◆ WORK TO BE COMPLETED
Whenever a line in the listing contains "JSON", copy that line.

◆ PROVIDED DATA
►

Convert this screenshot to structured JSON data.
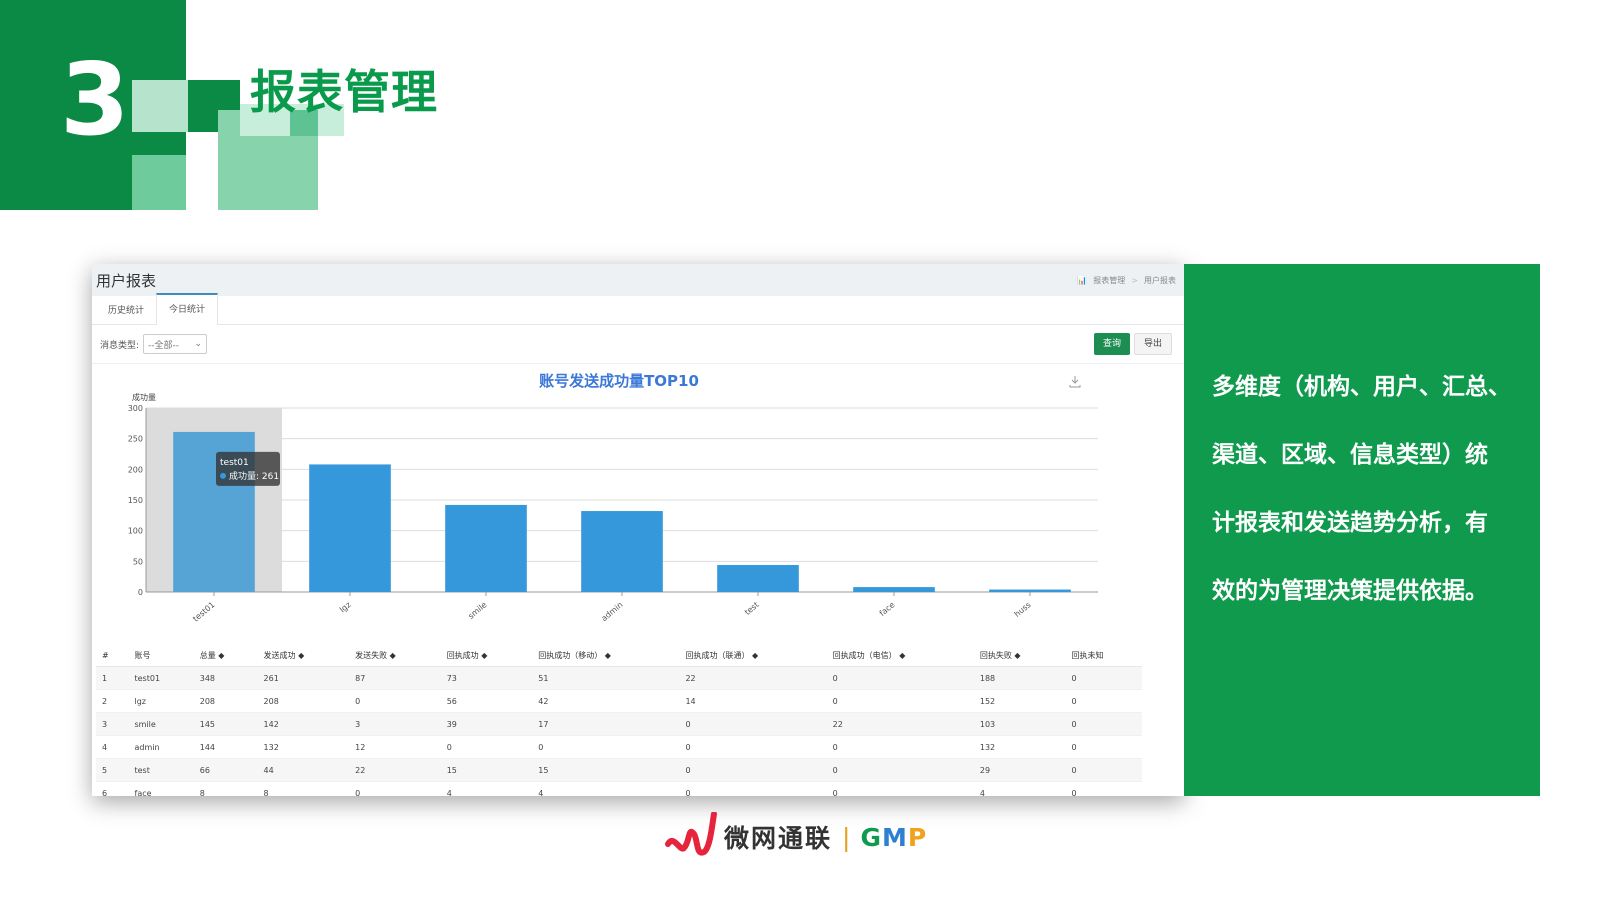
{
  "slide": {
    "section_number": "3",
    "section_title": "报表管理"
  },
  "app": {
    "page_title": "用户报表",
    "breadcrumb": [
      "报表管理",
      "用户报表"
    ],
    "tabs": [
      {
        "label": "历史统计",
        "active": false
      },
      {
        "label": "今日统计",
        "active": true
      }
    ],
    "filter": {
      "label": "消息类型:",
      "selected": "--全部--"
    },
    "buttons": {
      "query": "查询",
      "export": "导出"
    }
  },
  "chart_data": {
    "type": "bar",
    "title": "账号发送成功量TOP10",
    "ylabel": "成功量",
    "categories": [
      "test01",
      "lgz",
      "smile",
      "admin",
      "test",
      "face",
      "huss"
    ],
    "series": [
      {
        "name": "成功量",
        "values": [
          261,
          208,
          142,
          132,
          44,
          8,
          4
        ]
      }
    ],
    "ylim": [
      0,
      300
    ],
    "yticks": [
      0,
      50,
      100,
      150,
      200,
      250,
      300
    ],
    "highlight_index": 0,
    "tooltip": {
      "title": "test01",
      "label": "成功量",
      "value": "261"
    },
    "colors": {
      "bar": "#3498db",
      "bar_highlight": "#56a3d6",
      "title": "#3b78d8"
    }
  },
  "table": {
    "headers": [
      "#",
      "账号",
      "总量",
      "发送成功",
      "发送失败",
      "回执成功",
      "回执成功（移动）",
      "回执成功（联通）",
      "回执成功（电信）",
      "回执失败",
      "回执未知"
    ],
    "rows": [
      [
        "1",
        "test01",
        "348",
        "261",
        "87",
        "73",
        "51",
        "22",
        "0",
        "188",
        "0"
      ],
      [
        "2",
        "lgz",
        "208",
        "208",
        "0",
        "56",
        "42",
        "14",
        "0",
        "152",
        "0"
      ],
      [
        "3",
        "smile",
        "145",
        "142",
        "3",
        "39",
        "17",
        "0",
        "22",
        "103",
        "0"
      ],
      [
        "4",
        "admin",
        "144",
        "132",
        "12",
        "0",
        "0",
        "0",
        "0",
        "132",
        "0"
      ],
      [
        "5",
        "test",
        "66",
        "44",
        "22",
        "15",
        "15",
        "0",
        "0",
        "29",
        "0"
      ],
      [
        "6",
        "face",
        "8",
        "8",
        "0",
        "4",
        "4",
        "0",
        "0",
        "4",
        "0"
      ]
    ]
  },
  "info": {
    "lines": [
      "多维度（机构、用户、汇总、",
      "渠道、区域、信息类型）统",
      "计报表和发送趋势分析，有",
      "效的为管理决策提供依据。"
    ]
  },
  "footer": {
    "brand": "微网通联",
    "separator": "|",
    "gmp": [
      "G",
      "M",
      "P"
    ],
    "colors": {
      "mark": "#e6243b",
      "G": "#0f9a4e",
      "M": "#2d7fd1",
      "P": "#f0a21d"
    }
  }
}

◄
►

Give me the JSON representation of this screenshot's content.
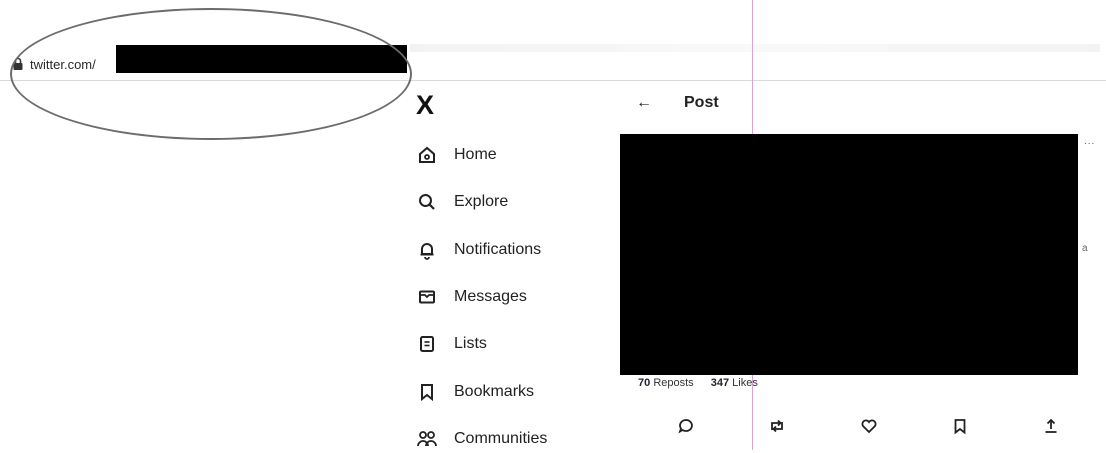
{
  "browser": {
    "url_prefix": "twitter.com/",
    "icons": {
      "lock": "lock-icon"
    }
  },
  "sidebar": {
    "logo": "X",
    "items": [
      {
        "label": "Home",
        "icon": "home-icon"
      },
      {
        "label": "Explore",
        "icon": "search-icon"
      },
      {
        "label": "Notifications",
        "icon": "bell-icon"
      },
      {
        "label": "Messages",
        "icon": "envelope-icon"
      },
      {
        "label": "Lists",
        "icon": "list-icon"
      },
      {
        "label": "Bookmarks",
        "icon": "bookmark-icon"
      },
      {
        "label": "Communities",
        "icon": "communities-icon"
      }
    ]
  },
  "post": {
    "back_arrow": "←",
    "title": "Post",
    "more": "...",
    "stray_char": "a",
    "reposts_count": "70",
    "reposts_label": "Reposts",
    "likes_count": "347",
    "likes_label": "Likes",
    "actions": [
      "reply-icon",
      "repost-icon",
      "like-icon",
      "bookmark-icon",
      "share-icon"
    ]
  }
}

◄
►

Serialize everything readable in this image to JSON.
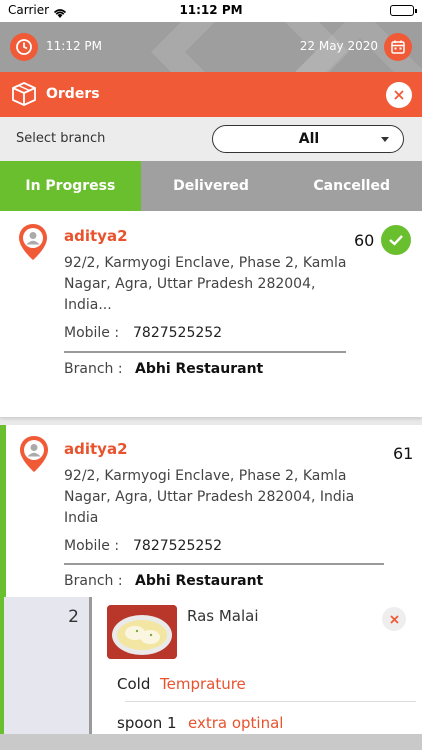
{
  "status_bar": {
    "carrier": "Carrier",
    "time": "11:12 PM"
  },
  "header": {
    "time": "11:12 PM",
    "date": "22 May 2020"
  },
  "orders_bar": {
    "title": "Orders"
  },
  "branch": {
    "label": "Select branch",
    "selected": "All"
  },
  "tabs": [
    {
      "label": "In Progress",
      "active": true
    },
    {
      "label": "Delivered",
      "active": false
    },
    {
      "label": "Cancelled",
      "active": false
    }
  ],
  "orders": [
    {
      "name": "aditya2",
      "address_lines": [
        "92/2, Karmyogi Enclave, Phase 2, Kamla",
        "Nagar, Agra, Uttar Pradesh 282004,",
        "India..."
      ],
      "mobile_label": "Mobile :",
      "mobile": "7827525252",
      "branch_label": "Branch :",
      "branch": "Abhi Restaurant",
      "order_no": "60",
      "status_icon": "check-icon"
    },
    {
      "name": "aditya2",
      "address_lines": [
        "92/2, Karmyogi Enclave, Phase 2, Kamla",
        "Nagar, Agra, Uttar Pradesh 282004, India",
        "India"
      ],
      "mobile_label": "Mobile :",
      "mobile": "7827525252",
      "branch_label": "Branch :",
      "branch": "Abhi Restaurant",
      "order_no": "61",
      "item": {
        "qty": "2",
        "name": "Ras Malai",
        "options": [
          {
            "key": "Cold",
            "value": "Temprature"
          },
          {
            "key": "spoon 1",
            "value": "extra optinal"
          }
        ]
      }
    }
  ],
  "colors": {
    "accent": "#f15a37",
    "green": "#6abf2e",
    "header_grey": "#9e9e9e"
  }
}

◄

◆ ANSWER BOX
Convert this screenshot to structured JSON data.
Give me the JSON representation of this screenshot's content.
Serialize everything readable in this image to JSON.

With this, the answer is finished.